### About this exercise
Nothing should differ between your output and the entries below.
======== Dataset ========
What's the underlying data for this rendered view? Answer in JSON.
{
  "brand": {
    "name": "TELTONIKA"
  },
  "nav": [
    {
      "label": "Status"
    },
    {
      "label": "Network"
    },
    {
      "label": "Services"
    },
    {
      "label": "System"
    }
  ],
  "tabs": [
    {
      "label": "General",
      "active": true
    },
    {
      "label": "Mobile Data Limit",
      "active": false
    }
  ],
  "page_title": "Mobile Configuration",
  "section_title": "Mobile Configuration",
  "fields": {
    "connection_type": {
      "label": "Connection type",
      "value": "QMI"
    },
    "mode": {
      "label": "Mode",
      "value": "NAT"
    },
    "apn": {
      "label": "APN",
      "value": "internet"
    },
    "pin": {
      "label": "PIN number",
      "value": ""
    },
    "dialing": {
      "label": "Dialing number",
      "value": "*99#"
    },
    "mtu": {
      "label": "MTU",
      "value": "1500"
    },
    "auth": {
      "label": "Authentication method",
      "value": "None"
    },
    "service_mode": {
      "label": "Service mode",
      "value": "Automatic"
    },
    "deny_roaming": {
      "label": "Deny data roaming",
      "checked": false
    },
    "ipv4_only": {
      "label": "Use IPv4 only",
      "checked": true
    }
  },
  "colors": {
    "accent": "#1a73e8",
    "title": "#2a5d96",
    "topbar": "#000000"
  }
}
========
### Answer box
What's the underlying data for this rendered view? Answer in JSON.
{
  "brand": {
    "name": "TELTONIKA"
  },
  "nav": [
    {
      "label": "Status"
    },
    {
      "label": "Network"
    },
    {
      "label": "Services"
    },
    {
      "label": "System"
    }
  ],
  "tabs": [
    {
      "label": "General",
      "active": true
    },
    {
      "label": "Mobile Data Limit",
      "active": false
    }
  ],
  "page_title": "Mobile Configuration",
  "section_title": "Mobile Configuration",
  "fields": {
    "connection_type": {
      "label": "Connection type",
      "value": "QMI"
    },
    "mode": {
      "label": "Mode",
      "value": "NAT"
    },
    "apn": {
      "label": "APN",
      "value": "internet"
    },
    "pin": {
      "label": "PIN number",
      "value": ""
    },
    "dialing": {
      "label": "Dialing number",
      "value": "*99#"
    },
    "mtu": {
      "label": "MTU",
      "value": "1500"
    },
    "auth": {
      "label": "Authentication method",
      "value": "None"
    },
    "service_mode": {
      "label": "Service mode",
      "value": "Automatic"
    },
    "deny_roaming": {
      "label": "Deny data roaming",
      "checked": false
    },
    "ipv4_only": {
      "label": "Use IPv4 only",
      "checked": true
    }
  },
  "colors": {
    "accent": "#1a73e8",
    "title": "#2a5d96",
    "topbar": "#000000"
  }
}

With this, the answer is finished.